PMI Early Termination
PMI can end before the life of the loan: Many times, the private mortgage insurance is no longer required after a set time. This time is referred to as point in which the Loan to Value Ratio reaches 80 percent of the original loan amount. To put it simply, when the loan reaches 80 percent of the value of the home then the homeowner can request that PMI be discontinued. Of course the longer the loan is paid down the lower the LTV will be. Some loans and some lenders require that PMI cover the life of the loan regardless of the LTV.
PMI Helps with Credit
Since the 2008 Great Recession and the subsequent foreclosure crisis, lenders and mortgage holders have been concerned about default rates. The full fallout from the recession and crisis is still being felt by many. PMI helps persuade the lenders to provide credit to home buyers who may not have the full down payment amount. Potentially as changes in lending practices and laws occur, PMI will become even more important in securing loans for medium to high risk home buyers.

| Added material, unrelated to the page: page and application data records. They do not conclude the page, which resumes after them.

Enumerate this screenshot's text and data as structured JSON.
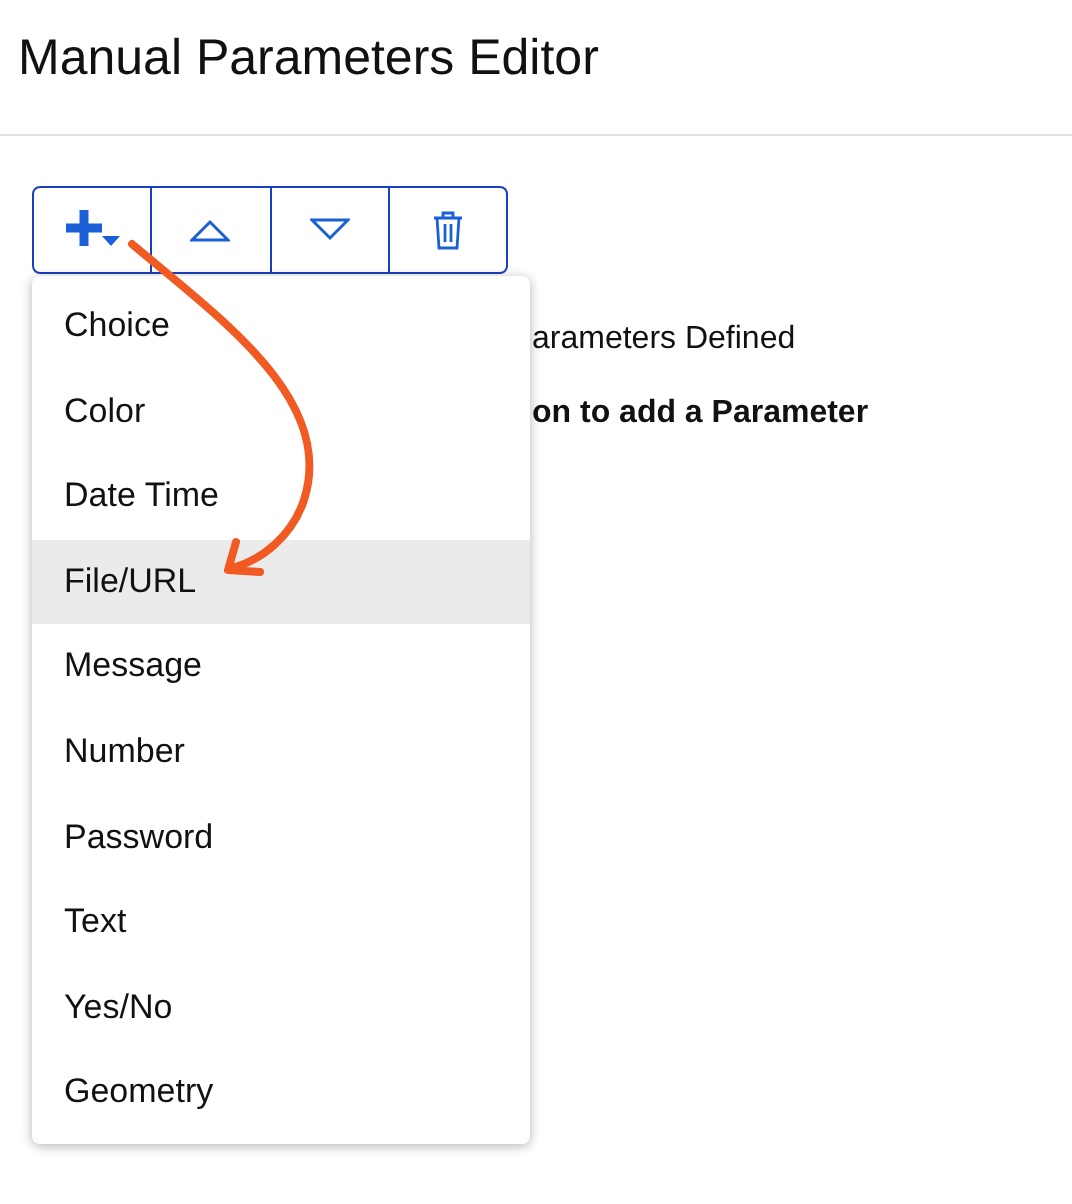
{
  "title": "Manual Parameters Editor",
  "toolbar": [
    {
      "kind": "add"
    },
    {
      "kind": "up"
    },
    {
      "kind": "down"
    },
    {
      "kind": "delete"
    }
  ],
  "messages": [
    {
      "text": "arameters Defined",
      "bold": false
    },
    {
      "text": "on to add a Parameter",
      "bold": true
    }
  ],
  "menu": [
    {
      "label": "Choice",
      "selected": false
    },
    {
      "label": "Color",
      "selected": false
    },
    {
      "label": "Date Time",
      "selected": false
    },
    {
      "label": "File/URL",
      "selected": true
    },
    {
      "label": "Message",
      "selected": false
    },
    {
      "label": "Number",
      "selected": false
    },
    {
      "label": "Password",
      "selected": false
    },
    {
      "label": "Text",
      "selected": false
    },
    {
      "label": "Yes/No",
      "selected": false
    },
    {
      "label": "Geometry",
      "selected": false
    }
  ],
  "annotation": {
    "kind": "arrow"
  }
}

PMI is an excellent way for a borrower to get a chance at that new home. The impact to the home buyer is minimal in monthly and annual costs while reassuring the lenders and mortgage holders. Private Mortgage Insurance helps keep loans costs within reach of consumers.